Please return every line of the records below that contains the word "chevron".

Segment Open

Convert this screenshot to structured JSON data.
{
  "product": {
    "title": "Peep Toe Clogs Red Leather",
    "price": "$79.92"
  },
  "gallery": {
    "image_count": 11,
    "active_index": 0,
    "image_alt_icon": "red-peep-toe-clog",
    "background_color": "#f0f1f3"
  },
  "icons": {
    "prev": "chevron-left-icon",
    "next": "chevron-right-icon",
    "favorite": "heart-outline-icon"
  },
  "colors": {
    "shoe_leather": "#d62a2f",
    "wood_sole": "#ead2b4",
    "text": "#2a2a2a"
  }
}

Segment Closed

- Response to this exercise:
    "prev": "chevron-left-icon",
    "next": "chevron-right-icon",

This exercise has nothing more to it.